Figure 7. A MOD playlist that incorporates several dynamic elements.
Note that each of the elements — banner, video, and video overlay — runs for 120 seconds. This is important because the MOD needs to orchestrate the playback of all the elements so they will end at the same time.
A time-based media control feature, called the MediaClipping module, enables publishers to dynamically insert and combine different video sources without creating separate media elements specific to that time restraint. Using the example from Figure 7, a publisher can specify the stop and start times of the media file that contains the content of the episode (which starts at the 0:10 mark, stops at the 1:00 mark, and resumes at the 1:10 mark) without having to create two separate media files.
Specific information on the parameters and syntax of the XML tags that enable the capabilities described in this article can be found in the Adobe Media Player Content Publishing Guide.
Now that we have examined the basic structure of the feed architecture, let's look at the types of media files Adobe Media Player supports.
Adobe Media Player is based on the FLV architecture and supports playback of video files in the FLV container. In November 2007, Adobe announced that the FLV specification would support the popular H.264 codec. As many online video assets have already been encoded in the H.264 codec, many publishers may not need to re-encode their content to use it with Adobe Media Player. Table 1 lists the supported file types of H.264 encoded video.
Table 1. H.264 supported file types.
Keep in mind that video files outside the formal FLV container must be encoded with H.264. Video files within the FLV container can be encoded with other codecs normally supported by Flash (such as On2).
Adobe Media Player supports the management and playback of video content in both progressive download and streaming (via RTMP) methodologies. For end users who are online, the viewing and interaction experience of the content is basically indistinguishable, but Adobe Media Player was designed to support both types. Publishers who want to stream their content may need to perform some setup of the Flash Media Server to deliver a fully qualified URL to the FLV content.
Adobe Media Player also supports peer-to-peer distribution of media files using Akamai Red Swoosh. Users need to have the Red Swoosh client installed on their computers for the protocol to be recognized by Adobe Media Player. Publishers who use P2P technology for distribution are also encouraged to include an HTTP-based source for their content as a backup, which they can specify in their feed.
In addition to providing a consistent user experience in the streaming and progressive download modes, Adobe Media Player is designed to work seamlessly both online and offline. When content is collected as a progressive download, all elements are cached locally on the user's computer for playback offline. Publishers can also specify certain attributes of its users' playback experience depending on whether they are online or offline.
As described earlier, Adobe Media Player supports any video content that is supported in the FLV container as well as any video encoded with the H.264 codec. Table 2 lists the file formats supported by the other elements in the player.

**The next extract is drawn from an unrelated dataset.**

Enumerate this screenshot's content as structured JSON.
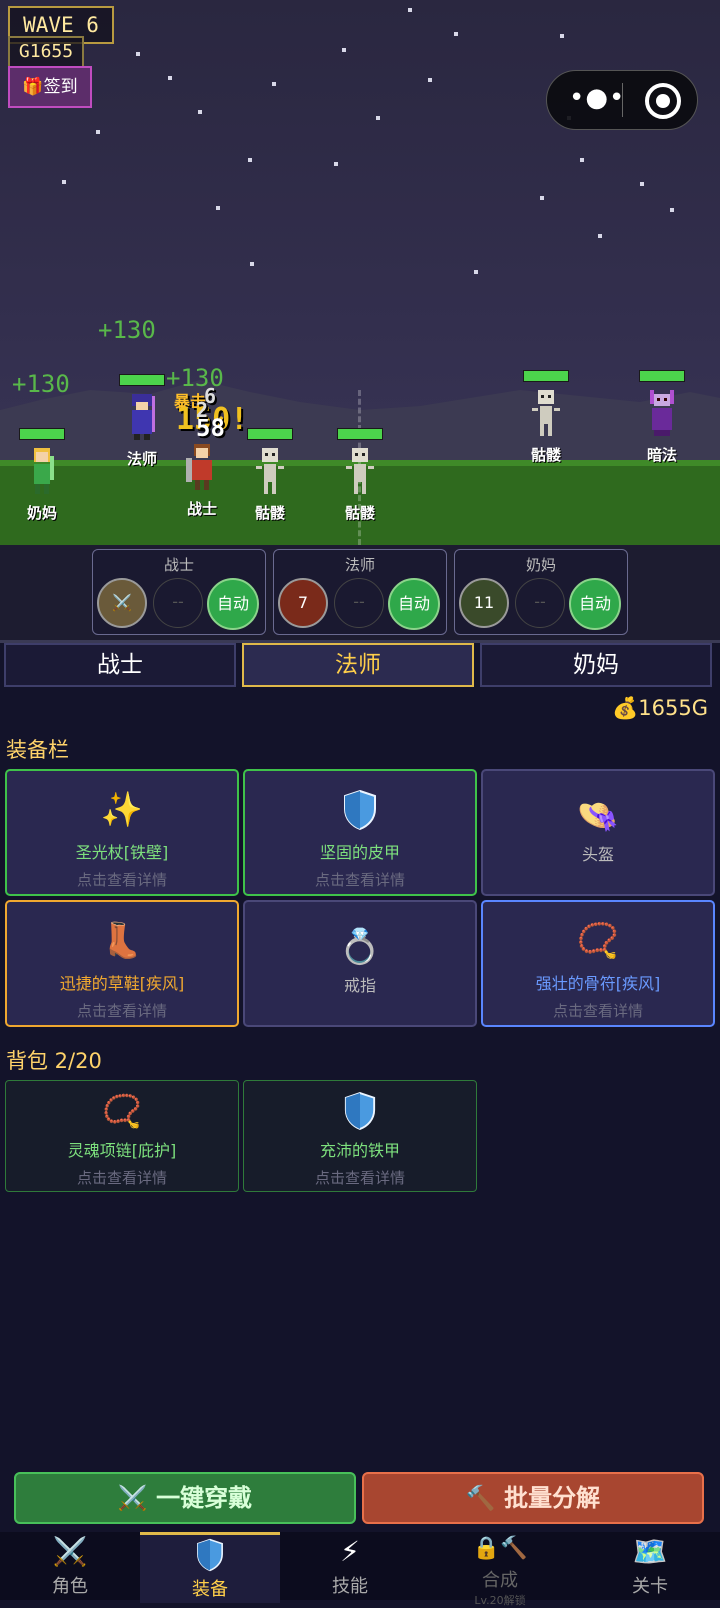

Table 2. Other supported elements of Adobe Media Player.
Because Adobe Media Player was designed to comply with and incorporate existing web graphic standards, content publishers likely won't need to apply any special treatment to existing content to use it with Adobe Media Player. Publishers should:
To learn more about Adobe Media Player, visit the product page on Adobe Labs.
Craig Syverson is the host and producer for gruntmedia, a publishing company that produces sequential video podcast programs that explain how and why basic things work. Gruntmedia's first program, videogrunt, tells stories about the terms and technologies of digital video.